### EXERCISE GOAL
Search the records below for the word "Άδειας" and show every line where it occurs.

MATERIAL SHOWN: Begin

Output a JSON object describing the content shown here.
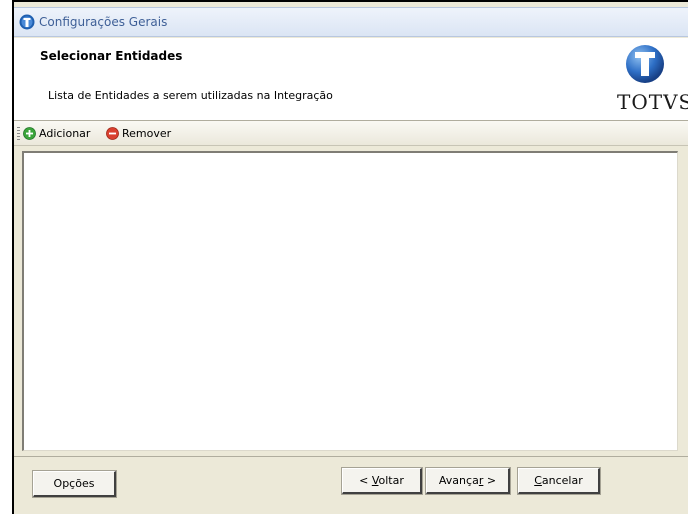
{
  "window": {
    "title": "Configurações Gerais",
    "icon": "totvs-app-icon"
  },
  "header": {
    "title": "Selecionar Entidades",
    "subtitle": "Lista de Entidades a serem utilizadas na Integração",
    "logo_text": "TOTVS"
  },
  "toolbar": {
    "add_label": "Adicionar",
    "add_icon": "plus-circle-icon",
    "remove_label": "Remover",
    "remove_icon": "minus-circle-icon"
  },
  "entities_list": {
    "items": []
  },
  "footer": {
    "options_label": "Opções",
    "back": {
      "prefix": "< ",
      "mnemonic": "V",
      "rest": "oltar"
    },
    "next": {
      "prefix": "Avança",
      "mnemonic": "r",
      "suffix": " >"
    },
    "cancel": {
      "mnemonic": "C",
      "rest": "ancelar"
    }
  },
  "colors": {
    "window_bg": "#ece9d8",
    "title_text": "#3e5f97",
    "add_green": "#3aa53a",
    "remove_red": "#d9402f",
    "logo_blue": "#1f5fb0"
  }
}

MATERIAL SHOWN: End
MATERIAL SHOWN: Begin

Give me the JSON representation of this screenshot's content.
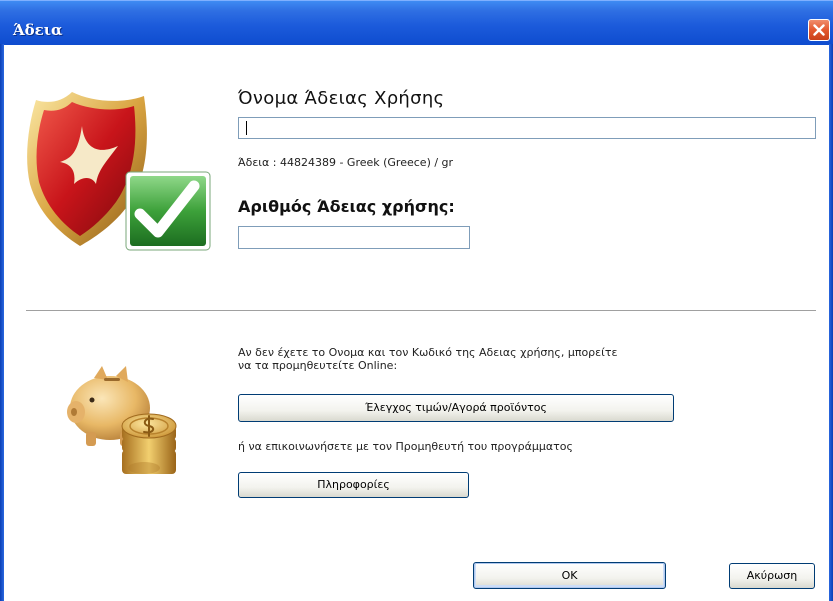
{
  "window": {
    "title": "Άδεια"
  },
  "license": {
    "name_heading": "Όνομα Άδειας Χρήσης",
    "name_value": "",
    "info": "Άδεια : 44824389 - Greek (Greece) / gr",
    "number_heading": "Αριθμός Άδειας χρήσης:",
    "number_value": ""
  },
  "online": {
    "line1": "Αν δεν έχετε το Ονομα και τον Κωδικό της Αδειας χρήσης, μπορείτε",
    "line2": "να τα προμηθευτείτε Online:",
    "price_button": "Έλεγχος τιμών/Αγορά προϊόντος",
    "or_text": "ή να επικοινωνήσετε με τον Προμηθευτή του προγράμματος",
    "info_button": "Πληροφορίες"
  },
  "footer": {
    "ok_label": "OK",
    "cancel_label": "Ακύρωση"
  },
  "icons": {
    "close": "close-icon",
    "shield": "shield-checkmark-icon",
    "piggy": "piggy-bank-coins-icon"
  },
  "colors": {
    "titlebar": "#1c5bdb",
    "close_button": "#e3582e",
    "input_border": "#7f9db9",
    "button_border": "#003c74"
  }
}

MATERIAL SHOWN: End

### ANSWER SPACE
    "name_heading": "Όνομα Άδειας Χρήσης",
    "number_heading": "Αριθμός Άδειας χρήσης:",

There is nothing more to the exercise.